Please find every line of the listing below where "đông" occurs and copy it.

──────────

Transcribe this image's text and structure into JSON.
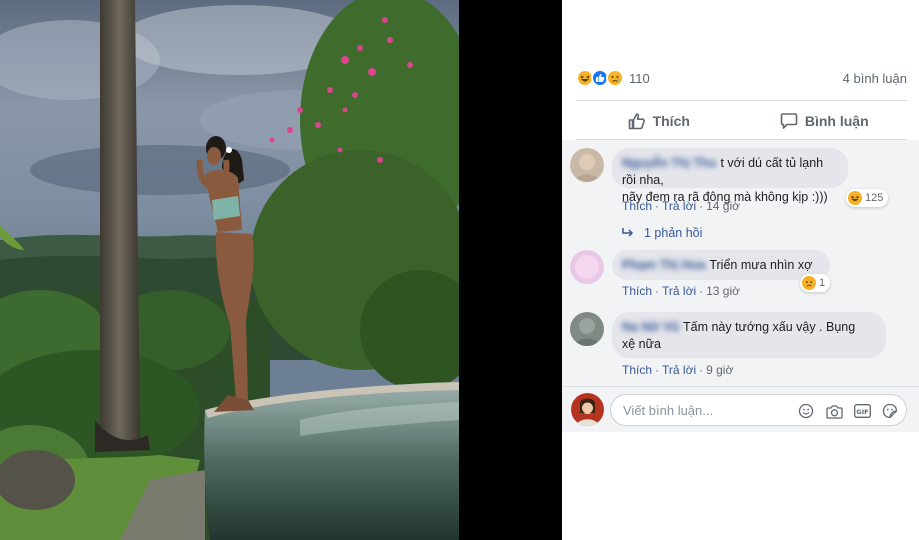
{
  "post": {
    "reaction_count": "110",
    "comment_count": "4 bình luận",
    "reaction_icons": [
      "haha-icon",
      "like-icon",
      "sad-icon"
    ]
  },
  "actions": {
    "like_label": "Thích",
    "comment_label": "Bình luận"
  },
  "comments": [
    {
      "author": "Nguyễn Thị Thu",
      "text": "t với dú cất tủ lạnh rồi nha, nãy đem ra rã đông mà không kịp :)))",
      "line1": "t với dú cất tủ lạnh rồi nha,",
      "line2": "nãy đem ra rã đông mà không kịp :)))",
      "reaction_count": "125",
      "reaction_icon": "haha-icon",
      "like": "Thích",
      "reply": "Trả lời",
      "time": "14 giờ",
      "replies_label": "1 phản hồi"
    },
    {
      "author": "Phạm Thị Hoa",
      "text": "Triển mưa nhìn xợ",
      "reaction_count": "1",
      "reaction_icon": "sad-icon",
      "like": "Thích",
      "reply": "Trả lời",
      "time": "13 giờ"
    },
    {
      "author": "Na Nữ Vũ",
      "line1": "Tấm này tướng xấu vậy . Bụng",
      "line2": "xệ nữa",
      "like": "Thích",
      "reply": "Trả lời",
      "time": "9 giờ"
    }
  ],
  "composer": {
    "placeholder": "Viết bình luận..."
  },
  "colors": {
    "link": "#385898",
    "meta": "#606770",
    "comment_bg": "#f2f3f5",
    "bubble_bg": "#e4e6eb",
    "like_blue": "#1877f2",
    "reaction_yellow": "#f7b125"
  }
}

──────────

- _Exercise answer_
      "text": "t với dú cất tủ lạnh rồi nha, nãy đem ra rã đông mà không kịp :)))",
      "line2": "nãy đem ra rã đông mà không kịp :)))",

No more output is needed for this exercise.